The recital begins with Frank Catalano’s “Big Al’s Theme and Soul Dream,” but rather than a fast-paced head-on back-beat heavy riff soul tune, we hear the organ’s punctual notes with the saxophone exploring out sounds over it. Only slowly does the trio move into a groove and play the theme, much slower and funkier than the original. Throughout, Bishop creates a tense with his full use of the full range of the tenor, from top to bottom, with judicious use of extended techniques. Here, as throughout, the rich beauty of his unique instrumental sound, well captured by recording engineer Eric Sills, is well on offer. When Weed steps up to solo, he begins with classic soul organ, only to move on to more modern textures and harmonies, all the while swinging hard, propelled by Siers’ strong drums.

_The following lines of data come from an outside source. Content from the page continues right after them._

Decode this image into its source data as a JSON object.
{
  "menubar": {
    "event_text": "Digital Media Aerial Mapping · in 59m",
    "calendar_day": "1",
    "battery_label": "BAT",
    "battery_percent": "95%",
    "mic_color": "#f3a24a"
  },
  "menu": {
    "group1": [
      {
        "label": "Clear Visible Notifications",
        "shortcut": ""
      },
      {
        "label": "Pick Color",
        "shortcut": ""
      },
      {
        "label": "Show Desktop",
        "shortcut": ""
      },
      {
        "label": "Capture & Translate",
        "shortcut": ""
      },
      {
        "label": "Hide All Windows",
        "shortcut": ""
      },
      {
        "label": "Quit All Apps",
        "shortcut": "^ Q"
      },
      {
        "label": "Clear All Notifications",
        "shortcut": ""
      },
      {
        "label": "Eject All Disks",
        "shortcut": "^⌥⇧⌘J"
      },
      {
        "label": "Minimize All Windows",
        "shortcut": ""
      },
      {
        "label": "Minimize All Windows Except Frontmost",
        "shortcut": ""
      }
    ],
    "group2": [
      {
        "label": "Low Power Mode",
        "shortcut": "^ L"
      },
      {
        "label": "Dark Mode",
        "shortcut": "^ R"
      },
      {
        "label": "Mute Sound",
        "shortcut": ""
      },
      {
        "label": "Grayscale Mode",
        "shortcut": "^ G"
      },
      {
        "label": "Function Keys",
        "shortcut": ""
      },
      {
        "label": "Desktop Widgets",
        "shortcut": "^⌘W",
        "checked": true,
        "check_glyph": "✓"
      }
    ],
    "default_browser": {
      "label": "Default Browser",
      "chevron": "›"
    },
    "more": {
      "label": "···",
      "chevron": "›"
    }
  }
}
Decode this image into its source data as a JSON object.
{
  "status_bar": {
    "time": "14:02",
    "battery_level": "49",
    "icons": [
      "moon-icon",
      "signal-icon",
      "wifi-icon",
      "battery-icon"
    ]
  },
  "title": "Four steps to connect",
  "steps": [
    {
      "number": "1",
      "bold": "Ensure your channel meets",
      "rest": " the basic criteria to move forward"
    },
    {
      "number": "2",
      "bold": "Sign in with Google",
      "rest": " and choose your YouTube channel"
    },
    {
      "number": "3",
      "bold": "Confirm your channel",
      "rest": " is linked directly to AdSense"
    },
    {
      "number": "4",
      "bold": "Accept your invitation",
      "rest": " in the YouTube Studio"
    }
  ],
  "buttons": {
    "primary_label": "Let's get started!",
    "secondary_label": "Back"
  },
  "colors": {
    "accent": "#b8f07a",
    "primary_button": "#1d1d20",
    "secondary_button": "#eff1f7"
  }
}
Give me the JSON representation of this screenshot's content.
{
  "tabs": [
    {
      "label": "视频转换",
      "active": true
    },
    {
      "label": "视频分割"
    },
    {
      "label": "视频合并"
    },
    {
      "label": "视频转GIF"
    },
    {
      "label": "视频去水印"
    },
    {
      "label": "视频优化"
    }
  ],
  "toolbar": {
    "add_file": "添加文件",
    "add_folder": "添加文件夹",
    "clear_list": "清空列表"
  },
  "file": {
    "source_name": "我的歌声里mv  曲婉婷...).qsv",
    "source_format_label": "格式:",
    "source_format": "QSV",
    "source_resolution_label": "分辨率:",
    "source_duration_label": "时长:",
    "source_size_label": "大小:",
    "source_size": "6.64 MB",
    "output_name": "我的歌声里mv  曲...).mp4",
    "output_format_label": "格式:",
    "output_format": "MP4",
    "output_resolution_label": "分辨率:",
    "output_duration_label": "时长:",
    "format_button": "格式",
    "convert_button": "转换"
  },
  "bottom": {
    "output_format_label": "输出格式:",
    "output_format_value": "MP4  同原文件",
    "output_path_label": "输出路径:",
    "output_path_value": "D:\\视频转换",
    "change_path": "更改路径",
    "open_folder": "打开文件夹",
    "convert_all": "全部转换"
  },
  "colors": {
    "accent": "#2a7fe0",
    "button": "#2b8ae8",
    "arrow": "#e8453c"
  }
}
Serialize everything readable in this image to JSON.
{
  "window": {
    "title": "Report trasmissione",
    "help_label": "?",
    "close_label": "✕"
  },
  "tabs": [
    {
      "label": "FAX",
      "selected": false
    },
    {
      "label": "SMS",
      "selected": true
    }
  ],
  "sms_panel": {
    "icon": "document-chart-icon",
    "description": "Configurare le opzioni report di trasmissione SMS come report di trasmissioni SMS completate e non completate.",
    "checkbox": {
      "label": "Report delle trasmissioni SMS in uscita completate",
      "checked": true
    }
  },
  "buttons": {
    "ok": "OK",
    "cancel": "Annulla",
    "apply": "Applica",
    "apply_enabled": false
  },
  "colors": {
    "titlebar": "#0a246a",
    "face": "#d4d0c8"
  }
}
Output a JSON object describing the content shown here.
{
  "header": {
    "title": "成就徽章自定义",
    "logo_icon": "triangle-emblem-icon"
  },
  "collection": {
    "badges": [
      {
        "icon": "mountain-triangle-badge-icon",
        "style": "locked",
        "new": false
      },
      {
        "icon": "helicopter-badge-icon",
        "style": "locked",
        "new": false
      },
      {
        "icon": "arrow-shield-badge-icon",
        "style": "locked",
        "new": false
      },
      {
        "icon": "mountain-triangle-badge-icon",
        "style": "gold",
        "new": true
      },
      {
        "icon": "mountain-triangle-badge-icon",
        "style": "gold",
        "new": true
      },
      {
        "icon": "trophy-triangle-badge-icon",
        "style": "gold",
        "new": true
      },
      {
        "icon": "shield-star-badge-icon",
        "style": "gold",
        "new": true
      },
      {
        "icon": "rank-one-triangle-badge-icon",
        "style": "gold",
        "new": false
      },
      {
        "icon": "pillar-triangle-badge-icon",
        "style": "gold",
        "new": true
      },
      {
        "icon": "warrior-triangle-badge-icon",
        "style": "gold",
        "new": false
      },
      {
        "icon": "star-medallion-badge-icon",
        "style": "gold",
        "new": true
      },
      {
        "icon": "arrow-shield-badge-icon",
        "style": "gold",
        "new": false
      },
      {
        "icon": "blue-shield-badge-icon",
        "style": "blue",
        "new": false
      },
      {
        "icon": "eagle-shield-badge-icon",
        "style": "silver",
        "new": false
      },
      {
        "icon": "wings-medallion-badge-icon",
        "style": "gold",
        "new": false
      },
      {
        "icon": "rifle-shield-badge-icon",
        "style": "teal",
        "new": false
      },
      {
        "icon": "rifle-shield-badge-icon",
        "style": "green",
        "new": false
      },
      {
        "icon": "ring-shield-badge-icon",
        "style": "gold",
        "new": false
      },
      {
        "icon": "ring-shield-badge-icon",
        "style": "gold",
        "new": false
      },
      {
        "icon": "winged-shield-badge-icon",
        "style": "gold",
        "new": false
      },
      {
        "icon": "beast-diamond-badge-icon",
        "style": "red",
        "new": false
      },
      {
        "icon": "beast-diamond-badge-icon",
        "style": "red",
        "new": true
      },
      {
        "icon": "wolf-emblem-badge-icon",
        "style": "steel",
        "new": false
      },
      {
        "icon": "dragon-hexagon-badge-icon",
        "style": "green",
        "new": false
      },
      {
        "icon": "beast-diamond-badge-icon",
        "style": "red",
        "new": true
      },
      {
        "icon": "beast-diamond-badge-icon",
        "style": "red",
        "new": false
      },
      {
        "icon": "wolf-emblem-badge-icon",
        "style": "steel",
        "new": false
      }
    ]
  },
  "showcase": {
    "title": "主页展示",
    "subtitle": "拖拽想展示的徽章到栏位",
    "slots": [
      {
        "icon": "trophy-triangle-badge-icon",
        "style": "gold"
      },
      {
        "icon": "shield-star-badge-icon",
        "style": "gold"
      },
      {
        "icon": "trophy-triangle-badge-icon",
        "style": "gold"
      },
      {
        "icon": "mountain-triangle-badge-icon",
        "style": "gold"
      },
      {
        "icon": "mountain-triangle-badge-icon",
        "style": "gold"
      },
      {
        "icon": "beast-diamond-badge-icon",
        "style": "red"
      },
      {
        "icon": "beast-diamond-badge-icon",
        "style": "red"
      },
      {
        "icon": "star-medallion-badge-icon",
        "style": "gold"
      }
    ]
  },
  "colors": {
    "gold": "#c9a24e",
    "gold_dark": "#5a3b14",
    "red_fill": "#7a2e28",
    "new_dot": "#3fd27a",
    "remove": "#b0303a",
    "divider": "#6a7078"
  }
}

When tackling Thelonious Monk’s “Let’s Cool One,” one of his harmonically simplest tunes (based on the changes of “Just You Just Me”), the musicians avoid the obvious head-solos-head format. The tune begins out of tempo, with no obvious reference to what will follow. Weed finds some extreme sound on the organ only to move into a more traditional groove, with Bishop creating new melodies on the chord structure and it is only halfway through the song that hints are provided to its identity, only to move on to more harmonically rich explorations that move into distant territories and end on some perfectly timed extreme sounds. This is not so much “Let’s Cool One” as a compositionally varied but well-structured set of variations that explore this well-known song without ever precisely stating the theme (their adaptation of “Monk’s Dream” is similarly original).

Leroy Vinegar’s pensive “For Carl,” written in the memory of the pianist Carl Perkins, on the other hand, sticks perfectly to the melody, played with a longing sound by Bishop, with swinging, more mainstream in-the pocket solos. By the time we get to the final “Polkadots and Moonbeams,” it is a late night at the club, and everyone is in a laid-back ballad mood, satisfied with great music making and ready to pack it up and go home.

There are so many fine recordings issued every month that recitals like this one go unnoticed, which would be a shame as it presents a unique element in the discographies of all members of the trio, who seem to share original and complex compositional approaches. For Siers, it is one of the few documents of the more experimental side of his playing. For Bishop it is a fine example of his tremendous command of the tenor, of his seemingly unending technical resources, and of the emotionally embodied singularity of his sound. Hearing Tad Weed on the organ rather than his usual piano is a revelation; he seems to revel in the sonic possibilities of the instrument. Sadly, however, this may be the last document of his amazing musicianship on record as he left us only three months later. Listening to him here, one would never know how ill he was—his artistic commitment seems never to lag, and it serves as only one more reminder of how much he is missed by so many in our community.